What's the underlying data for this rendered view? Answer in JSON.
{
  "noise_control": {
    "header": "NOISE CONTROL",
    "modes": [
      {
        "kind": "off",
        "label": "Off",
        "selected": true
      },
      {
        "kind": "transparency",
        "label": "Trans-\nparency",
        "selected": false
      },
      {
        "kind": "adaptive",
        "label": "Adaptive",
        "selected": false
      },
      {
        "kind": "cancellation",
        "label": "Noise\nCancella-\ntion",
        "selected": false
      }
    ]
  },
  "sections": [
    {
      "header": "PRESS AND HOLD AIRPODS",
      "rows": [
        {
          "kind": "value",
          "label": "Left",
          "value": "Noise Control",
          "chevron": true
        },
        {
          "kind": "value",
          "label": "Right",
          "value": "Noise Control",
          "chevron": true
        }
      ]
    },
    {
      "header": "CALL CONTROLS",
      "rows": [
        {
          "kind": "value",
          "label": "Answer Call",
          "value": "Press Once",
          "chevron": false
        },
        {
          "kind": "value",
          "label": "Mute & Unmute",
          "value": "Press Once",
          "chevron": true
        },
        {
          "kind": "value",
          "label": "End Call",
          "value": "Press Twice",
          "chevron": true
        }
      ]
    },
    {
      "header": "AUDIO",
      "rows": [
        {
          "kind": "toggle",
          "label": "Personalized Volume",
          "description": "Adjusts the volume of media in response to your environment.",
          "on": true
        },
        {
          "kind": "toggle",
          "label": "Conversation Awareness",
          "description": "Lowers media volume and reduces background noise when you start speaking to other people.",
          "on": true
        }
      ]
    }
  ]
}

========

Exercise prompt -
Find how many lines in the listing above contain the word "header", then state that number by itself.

Answer -
4